Your average doctor goes through four intense years of medical school and then somewhere between three and five years of grueling residency to become an expert at diagnosing and treating illness. When she puts the stethoscope to your chest, listens to you cough, and tells you what's making you sick, she's basing her diagnosis on at least a decade of experience and training. And, as Dr. Udantha Abeyratne at Australia's University of Queensland is discovering, your cell phone is getting closer and closer to being able to do just as good a job.
One disease that's particularly hard for human doctors to diagnose is pneumonia; even highly trained specialists looking at X-ray images can disagree about whether it's pneumonia or something else that's making a patient cough. For community healthcare workers in poor countries who lack advanced training and expensive equipment, accurately diagnosing pneumonia can be impossible - but it's one of the common reasons kids come to them with a cough. In fact, the World Health Organization guidelines suggest that if children come in complaining of a cough and are taking more than a certain number of breaths a minute, healthcare workers should just go ahead and treat them for pneumonia. It's an understandable precaution; a million kids die every year of pneumonia.
For children who actually have pneumonia, this is great; they get the medicine they need quickly. But for clinics using the WHO guidelines, as many as 80% of the kids diagnosed with pneumonia actually have other diseases that cause coughing and quick breathing, including (but not limited to) malaria, asthma, diphtheria, and tuberculosis. A kid with one of those diseases who gets treated for pneumonia isn't just being treated for a disease she doesn't have; she's also not being treated for a disease she does have - and she'll continue to get sicker until somebody realizes what's going on. Not only that, but taking antibiotics for a disease you don't have helps bacteria grow more resistant to those antibiotics. Approximately 700,000 people already die from antibiotic-resistant infections every year - and by 2050, the annual death toll could be as high as 10 million.

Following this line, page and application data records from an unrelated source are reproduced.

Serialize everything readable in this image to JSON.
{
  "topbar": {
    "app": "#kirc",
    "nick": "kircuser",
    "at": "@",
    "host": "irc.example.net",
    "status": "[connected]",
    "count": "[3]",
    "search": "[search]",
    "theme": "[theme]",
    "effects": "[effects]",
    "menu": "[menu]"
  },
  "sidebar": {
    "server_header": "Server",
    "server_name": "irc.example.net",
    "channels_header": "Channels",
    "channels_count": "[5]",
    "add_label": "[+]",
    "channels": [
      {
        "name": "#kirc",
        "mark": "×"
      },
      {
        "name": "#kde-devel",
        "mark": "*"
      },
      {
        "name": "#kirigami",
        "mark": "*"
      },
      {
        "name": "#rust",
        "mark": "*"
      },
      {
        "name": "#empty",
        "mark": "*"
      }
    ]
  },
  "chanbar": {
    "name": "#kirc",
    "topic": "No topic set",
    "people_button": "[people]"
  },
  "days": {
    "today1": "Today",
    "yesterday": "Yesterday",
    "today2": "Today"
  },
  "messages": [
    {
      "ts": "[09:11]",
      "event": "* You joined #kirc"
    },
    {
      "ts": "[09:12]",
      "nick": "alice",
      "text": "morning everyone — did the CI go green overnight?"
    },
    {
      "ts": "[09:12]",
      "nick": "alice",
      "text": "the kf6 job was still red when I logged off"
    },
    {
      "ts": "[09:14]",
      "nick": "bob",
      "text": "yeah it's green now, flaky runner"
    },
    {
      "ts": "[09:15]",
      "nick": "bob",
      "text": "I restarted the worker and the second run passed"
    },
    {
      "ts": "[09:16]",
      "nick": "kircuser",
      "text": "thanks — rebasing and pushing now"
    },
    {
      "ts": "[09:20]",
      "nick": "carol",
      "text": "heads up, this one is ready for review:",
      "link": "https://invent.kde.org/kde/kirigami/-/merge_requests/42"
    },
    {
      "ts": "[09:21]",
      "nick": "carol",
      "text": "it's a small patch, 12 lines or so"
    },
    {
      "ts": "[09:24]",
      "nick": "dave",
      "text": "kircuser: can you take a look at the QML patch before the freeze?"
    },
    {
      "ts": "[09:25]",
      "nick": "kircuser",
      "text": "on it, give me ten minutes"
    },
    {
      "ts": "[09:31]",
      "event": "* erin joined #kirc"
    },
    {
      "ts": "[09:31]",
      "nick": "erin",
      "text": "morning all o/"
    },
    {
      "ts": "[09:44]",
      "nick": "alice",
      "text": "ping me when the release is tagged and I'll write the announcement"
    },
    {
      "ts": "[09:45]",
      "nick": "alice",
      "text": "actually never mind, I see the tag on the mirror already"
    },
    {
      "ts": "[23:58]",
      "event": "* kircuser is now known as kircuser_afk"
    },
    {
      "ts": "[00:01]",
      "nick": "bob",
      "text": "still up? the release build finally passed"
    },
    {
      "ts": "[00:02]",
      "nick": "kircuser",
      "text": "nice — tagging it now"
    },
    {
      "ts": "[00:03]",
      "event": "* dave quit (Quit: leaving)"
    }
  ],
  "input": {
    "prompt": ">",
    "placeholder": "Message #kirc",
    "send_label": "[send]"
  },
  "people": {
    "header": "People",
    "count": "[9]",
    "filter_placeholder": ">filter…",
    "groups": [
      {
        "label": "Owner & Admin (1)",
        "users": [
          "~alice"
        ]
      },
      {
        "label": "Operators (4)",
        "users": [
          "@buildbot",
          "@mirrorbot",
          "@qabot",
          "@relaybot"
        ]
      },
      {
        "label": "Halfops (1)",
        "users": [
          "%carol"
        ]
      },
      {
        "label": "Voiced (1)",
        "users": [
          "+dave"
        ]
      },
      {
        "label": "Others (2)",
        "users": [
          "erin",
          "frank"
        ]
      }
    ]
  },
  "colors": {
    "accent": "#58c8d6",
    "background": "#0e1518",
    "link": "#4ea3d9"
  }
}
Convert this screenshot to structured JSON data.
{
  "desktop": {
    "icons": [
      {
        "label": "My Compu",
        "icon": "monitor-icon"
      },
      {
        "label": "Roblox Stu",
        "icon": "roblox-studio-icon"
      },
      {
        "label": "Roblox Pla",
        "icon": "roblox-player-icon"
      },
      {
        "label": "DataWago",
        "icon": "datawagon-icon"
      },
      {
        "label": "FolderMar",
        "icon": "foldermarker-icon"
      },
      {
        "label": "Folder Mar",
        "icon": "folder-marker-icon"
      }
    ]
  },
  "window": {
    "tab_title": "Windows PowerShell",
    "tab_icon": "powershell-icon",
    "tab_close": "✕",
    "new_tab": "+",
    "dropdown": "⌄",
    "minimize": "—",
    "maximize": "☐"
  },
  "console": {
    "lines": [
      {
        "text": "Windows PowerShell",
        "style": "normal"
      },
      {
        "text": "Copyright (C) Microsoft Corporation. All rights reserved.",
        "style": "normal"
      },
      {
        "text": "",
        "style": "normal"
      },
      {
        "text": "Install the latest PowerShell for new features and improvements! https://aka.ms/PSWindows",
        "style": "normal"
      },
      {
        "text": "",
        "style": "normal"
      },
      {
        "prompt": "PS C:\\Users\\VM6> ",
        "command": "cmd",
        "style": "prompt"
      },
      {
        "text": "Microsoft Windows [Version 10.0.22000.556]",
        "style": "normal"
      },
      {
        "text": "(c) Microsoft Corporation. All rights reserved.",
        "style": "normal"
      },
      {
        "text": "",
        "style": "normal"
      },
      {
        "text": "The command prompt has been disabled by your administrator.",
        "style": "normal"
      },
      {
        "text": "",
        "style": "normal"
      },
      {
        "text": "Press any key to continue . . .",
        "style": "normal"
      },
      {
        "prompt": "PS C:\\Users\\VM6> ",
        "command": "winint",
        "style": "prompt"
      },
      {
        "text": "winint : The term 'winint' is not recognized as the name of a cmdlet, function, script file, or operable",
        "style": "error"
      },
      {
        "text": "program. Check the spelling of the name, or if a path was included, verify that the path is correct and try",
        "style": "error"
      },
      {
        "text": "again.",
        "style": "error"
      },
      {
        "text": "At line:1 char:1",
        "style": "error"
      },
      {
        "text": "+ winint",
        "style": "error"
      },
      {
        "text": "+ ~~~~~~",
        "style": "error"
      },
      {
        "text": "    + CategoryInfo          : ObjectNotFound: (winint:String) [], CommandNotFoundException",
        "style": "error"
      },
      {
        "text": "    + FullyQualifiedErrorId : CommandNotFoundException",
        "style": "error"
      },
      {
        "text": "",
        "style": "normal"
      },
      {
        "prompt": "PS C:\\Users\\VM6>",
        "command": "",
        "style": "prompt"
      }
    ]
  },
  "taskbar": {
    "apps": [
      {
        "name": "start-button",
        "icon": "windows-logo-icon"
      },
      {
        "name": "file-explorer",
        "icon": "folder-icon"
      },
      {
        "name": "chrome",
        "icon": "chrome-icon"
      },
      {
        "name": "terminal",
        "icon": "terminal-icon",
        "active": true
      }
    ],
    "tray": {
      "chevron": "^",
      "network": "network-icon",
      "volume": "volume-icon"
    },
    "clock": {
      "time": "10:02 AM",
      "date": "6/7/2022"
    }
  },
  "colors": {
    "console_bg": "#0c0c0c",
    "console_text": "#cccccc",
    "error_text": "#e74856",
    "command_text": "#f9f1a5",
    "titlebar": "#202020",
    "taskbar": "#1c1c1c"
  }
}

Dr. Abeyratne is not an expert in pneumonia; he's an expert in medical instrumentation and diagnostic technologies, especially those based on acoustical analysis, and for many years he's been working on diagnosing sleep apnea. He knew that a regular snore and a snore caused by sleep apnea sound very slightly different - different enough that he had developed a tool that a computer could use to diagnose sleep apnea by analyzing the sound of snoring. When he learned about the challenges diagnosing pneumonia presented, he wondered: could a computer tell the difference between a pneumonia cough and other kinds of coughs? In 2009, when we issued a Grand Challenges Explorations call for proposals to develop inexpensive diagnostics for priority health conditions, with a specific need for ideas that included complex signature analysis for pneumonia using respiratory acoustics, he came to us with a hypothesis that it could. He won the grant, along with 39 others from a total of 8 countries, and got to work.

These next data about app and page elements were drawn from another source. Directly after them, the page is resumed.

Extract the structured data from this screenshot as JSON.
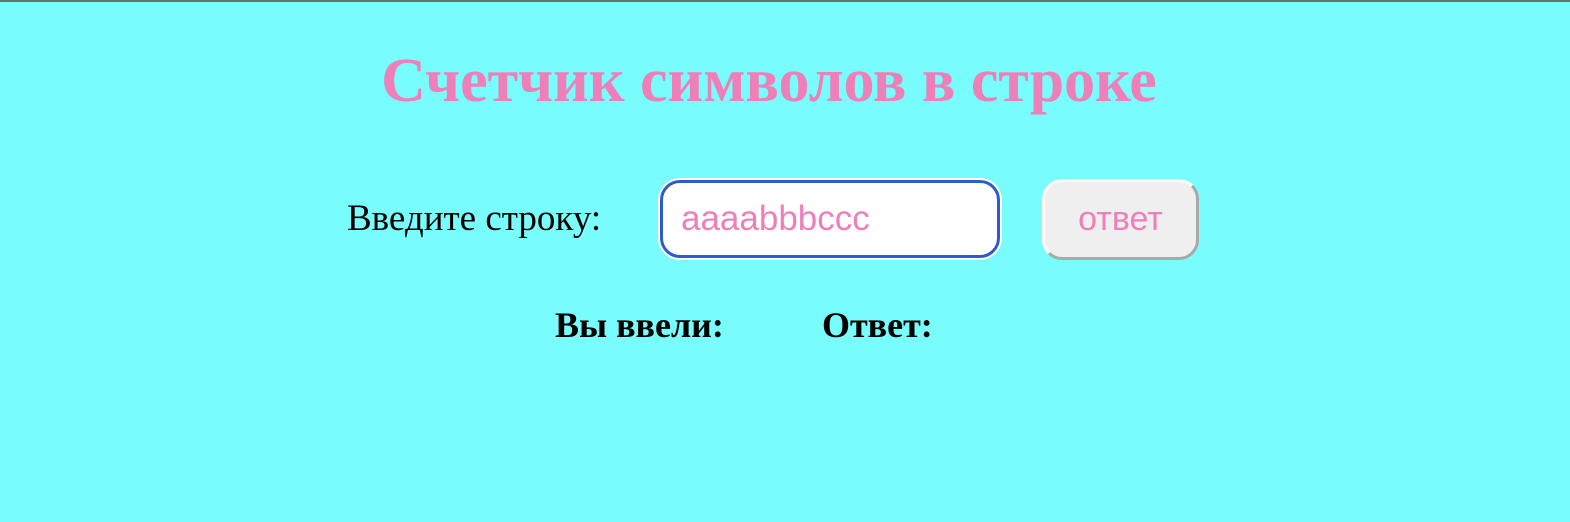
{
  "page": {
    "title": "Счетчик символов в строке"
  },
  "form": {
    "prompt_label": "Введите строку:",
    "input_value": "aaaabbbccc",
    "submit_label": "ответ"
  },
  "results": {
    "entered_label": "Вы ввели:",
    "answer_label": "Ответ:"
  },
  "colors": {
    "background": "#78fcfc",
    "accent_pink": "#ee7fb8",
    "input_focus_border": "#2f5ccc"
  }
}
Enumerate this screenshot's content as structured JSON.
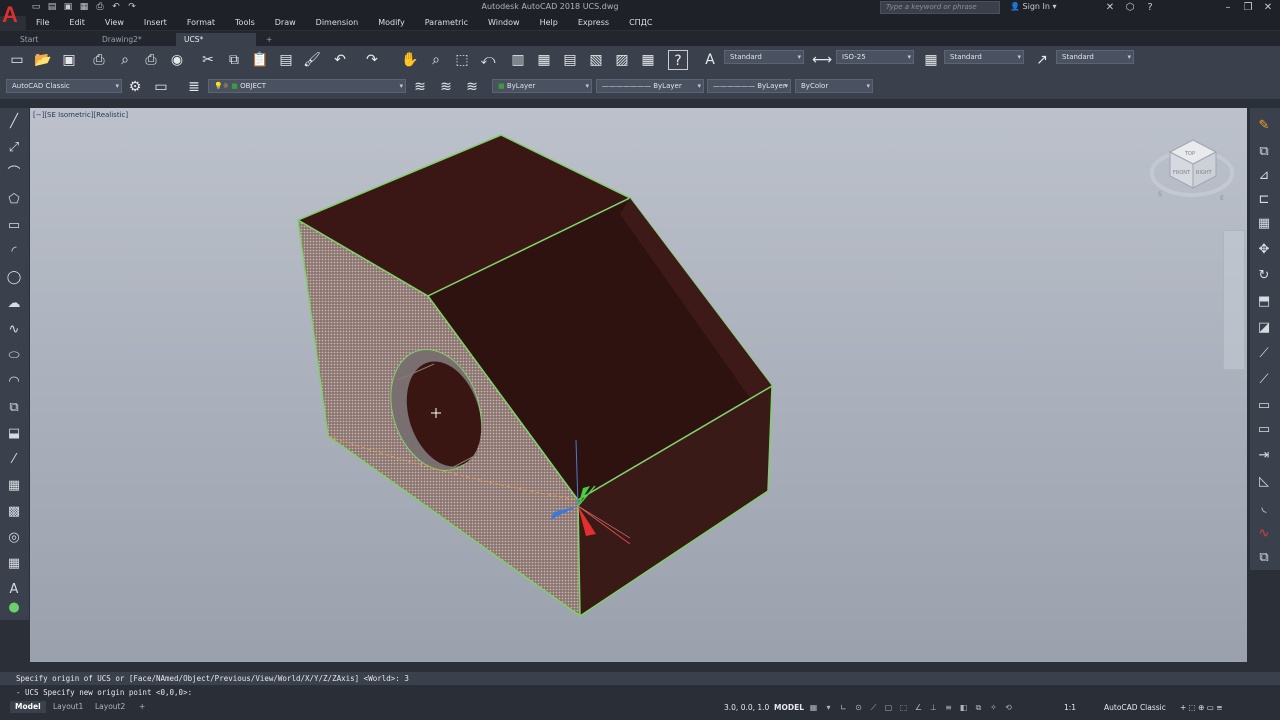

Partnering with a hospital in Indonesia, he collected recordings of the coughs of 160 kids with pneumonia, bronchiolitis, bronchitis, asthma, and other respiratory diseases. When he analyzed the audio with a computer algorithm he developed with his team, he found that pneumonia coughs and non-pneumonia coughs do sound different: In pneumonia, tiny air sacs in the lung are filled with fluids, and that causes certain changes to your coughing. Meanwhile, in asthma, for example, often diagnosed in remote regions as pneumonia, tiny airways in the lungs constrict, which causes different changes to your coughing. The difference between the two kinds of cough is subtle enough that only very well-trained human ears can perceive it, but it's easier for a computer to detect.
Once Dr. Abeyratne's grant at the foundation was finished in 2011, the University of Queensland stepped in with support, and he continued to refine his algorithm until it diagnosed pneumonia much more accurately than someone using just the WHO guidelines. With the support of hospitals in Western Australia, he and his team expanded the algorithm so that it could diagnose not just pneumonia but also bronchiolitis, asthma, croup, COPD, and other respiratory diseases. They then created a smartphone-based diagnostic test, ResApp, which recently received regulatory approval for the European Union; a US FDA application is pending.
As time goes on, it seems like there are more and more mobile phone apps designed to do completely unnecessary things. Nobody needs an easier way to put cat ears on their digital photos. But alongside the useless apps, there are some that are incredibly important. Thanks in part to Dr. Abeyratne's work, someday soon this could include apps for making sure that kids in places that lack experienced doctors get treated for the right illness.